Later work, some of it done by Holman, went on to demonstrate that linoleic acid was critical in the human diet (5, 6). As more research gave credence to the Burrs’ work, a different mindset took hold that went to the other extreme. Nutritionists believed that linoleic acid was the only essential fatty acid. “The idea that linoleic acid was the essential fatty acid persisted for a long time, even into the 1990s,” says Salem. He adds the thinking was so pervasive that linoleic acid was the only fatty acid required to be added to infant formula. It was only in the mid-1990s that the World Health Organization “said infant formula should have a fatty acid distribution more like human milk, which contained other long-chain, polyunsaturated fatty acids as well,” says Salem, citing the omega-3 and omega-6 fatty acids DHA and arachidonic acid as examples.
Omega-3’s, the fatty acids, found in cold water fish, plant oils, some nuts and leafy green vegetables, are known for their health boosting properties. They’ve been linked with reduced heart disease, improved energy levels and better brain function including reduced levels of depression. It is no surprise then that sales of Omega-3 fish oil supplements are strong. But many people are confused about how much is enough, and recent research raises some new questions about overall health benefits. Please join us to discuss what Omega-3 fatty acids actually do in our bodies, how much we need, and how to best to get them.
Here is one interesting Question and Answer :
Q: I became severely allergic to fish and shellfish about 15 years ago. I used to eat fish between three and five times per week. Now I can’t eat it at all or take fish oil supplements. How can I get enough Omega-3 fatty acids? I am very concerned about this missing element in my diet.
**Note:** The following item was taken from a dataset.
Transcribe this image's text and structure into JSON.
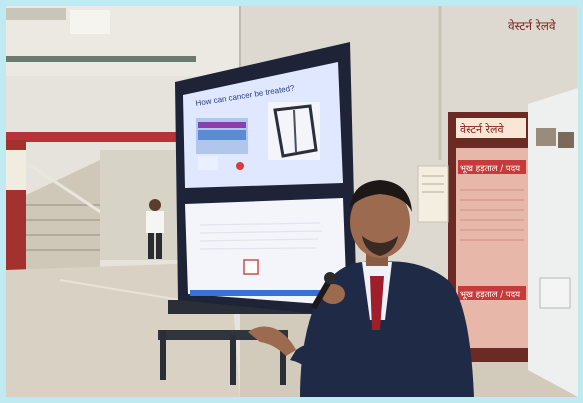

I eat healthy otherwise, lots of leafy greens, olive oil, etc. – From Facebook user Dale W.
A: Dr. Sherman: You should be able to safely take an Algal-sourced DHA if you wish. I would think that any certified vegan source of DHA would be safe. On the other hand, a good diet rich in walnuts, ground flaxseed or chia seed, and your leafy greens should be good.
Dr. Fotuhi: A person who is allergic to fish may not be allergic to Algal-DHA or other forms of DHA supplements. You can check with an allergy specialist.
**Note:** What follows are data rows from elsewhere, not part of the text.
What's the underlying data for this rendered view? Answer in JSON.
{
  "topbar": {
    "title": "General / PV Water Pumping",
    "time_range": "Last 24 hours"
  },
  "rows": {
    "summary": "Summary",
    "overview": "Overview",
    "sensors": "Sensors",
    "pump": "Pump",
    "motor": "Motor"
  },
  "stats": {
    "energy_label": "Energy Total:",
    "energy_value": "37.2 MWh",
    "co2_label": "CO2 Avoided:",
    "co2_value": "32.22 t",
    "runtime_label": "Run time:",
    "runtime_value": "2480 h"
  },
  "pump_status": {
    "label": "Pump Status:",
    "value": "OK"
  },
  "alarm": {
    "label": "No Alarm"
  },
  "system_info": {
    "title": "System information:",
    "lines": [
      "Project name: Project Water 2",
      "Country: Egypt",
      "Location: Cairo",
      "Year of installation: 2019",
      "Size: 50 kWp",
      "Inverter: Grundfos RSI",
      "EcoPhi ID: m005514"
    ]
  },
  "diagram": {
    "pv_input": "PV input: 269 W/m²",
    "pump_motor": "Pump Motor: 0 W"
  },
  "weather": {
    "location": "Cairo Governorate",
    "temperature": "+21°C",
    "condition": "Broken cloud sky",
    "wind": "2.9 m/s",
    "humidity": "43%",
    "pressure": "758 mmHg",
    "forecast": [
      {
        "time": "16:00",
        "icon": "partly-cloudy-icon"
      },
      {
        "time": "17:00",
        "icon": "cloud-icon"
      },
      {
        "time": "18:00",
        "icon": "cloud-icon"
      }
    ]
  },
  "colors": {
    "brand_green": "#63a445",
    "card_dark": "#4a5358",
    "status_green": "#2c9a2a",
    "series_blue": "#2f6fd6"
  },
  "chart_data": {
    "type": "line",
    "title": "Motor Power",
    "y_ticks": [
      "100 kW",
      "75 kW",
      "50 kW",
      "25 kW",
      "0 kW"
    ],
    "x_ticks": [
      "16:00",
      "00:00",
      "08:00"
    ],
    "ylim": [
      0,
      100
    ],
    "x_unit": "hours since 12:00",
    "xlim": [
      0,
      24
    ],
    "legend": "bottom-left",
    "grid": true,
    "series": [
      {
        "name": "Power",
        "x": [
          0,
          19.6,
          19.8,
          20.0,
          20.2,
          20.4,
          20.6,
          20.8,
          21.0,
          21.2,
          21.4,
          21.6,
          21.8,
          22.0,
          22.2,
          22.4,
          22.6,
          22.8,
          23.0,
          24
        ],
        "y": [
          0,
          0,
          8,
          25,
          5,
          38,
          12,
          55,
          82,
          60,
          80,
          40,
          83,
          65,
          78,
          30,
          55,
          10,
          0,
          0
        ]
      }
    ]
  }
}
Dr. Coates: We would recommend talking with your healthcare provider about other options to get Omega-3 fatty acids into your diet. There are two main types of Omega-3 fatty acids - short chain and long-chain. The Omega-3 fatty acids found in seafood and fish oil (EPA and DHA) are long-chain Omega-3 fatty acids, while those in plant products such as flaxseed and walnuts (alpha-linolenic acid) are short-chain Omega-3 fatty acids. Our bodies can convert short-chain Omega-3 fatty acids into long-chain Omega-3 fatty acids. Although this conversion process isn’t very efficient, it does mean that we don’t actually have to eat the long-chain Omega-3 fatty acids. So your health care provider may suggest incorporating more plant-based foods into your diet that contain alpha-linolenic acid, the short-chain Omega-3 fatty acid. Some foods are also fortified with these fatty acids.
There were also 4 pages of comments that followed this article ( had saved them on my laptop ) , but for some obscure reason they are removed .
About the supplementation with DHA oil made from micro algae , I found this study
However, the origin of EPA/DHA in aquatic ecosystems is algae. Certain microalgae produce high levels of EPA or DHA. Now, organically produced DHA-rich microalgae oil is available. Clinical trials with DHA-rich oil indicate comparable efficacies to fish oil for protection from cardiovascular risk factors by lowering plasma triglycerides and oxidative stress
To finish some very detailed biochemistry pages around omega-3 and omega-6 , for the hard-core science nerds